I signed up with Scoopt the other day. It’s capitalising on the trend towards the media searching for eyewitness photos and videos, something only possible now that camera phones are so ubquitous. The way it works is that you take a good newsworthy shot and they, supposedly with their expertise and knowledge of the industry, flog it for the highest price they can get, whether that’s to a local rag, or something that makes the front page of a tabloid. In return, they keep 50% of the fee, which may seem a lot, but I would hope that they would be able to get at least double what I would get if I tried to negotiate directly. And far better than blindly sending pictures to the BBC, whose approach and Terms & Conditions send shivers down my spine.
I have mixed thoughts about citizen journalism, as all this has been dubbed. On the one hand, will it make me walk around almost hoping that I’ll bump into a celeb in a compromising position, or witness some horrible event? Or will I be the only person to get a shot of a unique event that has genuine newsworthyness yet doesn’t invade anyone’s privacy?

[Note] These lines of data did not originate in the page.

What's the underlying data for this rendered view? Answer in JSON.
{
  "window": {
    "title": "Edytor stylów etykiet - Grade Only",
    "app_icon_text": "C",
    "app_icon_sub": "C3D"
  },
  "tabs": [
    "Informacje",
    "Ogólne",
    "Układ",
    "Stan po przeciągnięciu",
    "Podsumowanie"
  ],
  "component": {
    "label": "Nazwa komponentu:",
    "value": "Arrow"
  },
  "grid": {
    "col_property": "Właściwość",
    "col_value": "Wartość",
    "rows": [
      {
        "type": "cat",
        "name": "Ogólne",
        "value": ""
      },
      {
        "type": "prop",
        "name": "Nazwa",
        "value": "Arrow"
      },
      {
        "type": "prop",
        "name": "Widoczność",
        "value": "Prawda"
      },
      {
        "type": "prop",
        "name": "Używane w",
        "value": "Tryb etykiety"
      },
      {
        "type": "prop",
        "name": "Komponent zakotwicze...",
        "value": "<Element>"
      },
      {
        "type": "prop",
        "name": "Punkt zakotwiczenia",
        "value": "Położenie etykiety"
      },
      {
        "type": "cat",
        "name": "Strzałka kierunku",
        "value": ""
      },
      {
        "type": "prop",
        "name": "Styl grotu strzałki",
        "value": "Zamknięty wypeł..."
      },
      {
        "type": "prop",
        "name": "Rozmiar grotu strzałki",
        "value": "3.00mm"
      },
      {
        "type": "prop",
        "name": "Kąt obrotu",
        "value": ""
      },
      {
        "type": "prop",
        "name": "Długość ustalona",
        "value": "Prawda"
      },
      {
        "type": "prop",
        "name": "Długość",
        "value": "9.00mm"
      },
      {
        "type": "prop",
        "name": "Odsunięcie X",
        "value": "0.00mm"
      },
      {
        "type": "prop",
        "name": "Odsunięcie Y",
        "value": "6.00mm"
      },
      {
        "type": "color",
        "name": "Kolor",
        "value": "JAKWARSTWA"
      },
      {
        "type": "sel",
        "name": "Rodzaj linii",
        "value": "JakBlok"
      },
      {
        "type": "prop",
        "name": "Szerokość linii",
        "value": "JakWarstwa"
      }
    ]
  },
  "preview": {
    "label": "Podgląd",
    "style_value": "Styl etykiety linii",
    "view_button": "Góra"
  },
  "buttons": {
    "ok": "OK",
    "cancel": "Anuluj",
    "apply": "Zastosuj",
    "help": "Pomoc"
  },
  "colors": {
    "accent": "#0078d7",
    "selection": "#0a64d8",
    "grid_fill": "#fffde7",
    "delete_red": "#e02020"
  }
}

After all, we all want to see our pictures on the front page, but that has to be moderated by a sense of reason and compassion.
On which note, there was a fascinating piece in the Guardian last Thursday where they reported how The Sun had used an image of a guy hurt in the 7 July explosions, with the headline “Tell Tony he’s right”. Only thing was, not only did the chap photographed not think Tony was right, but he’s a professor of media studies. The camera may never lie, but the editors certainly do…..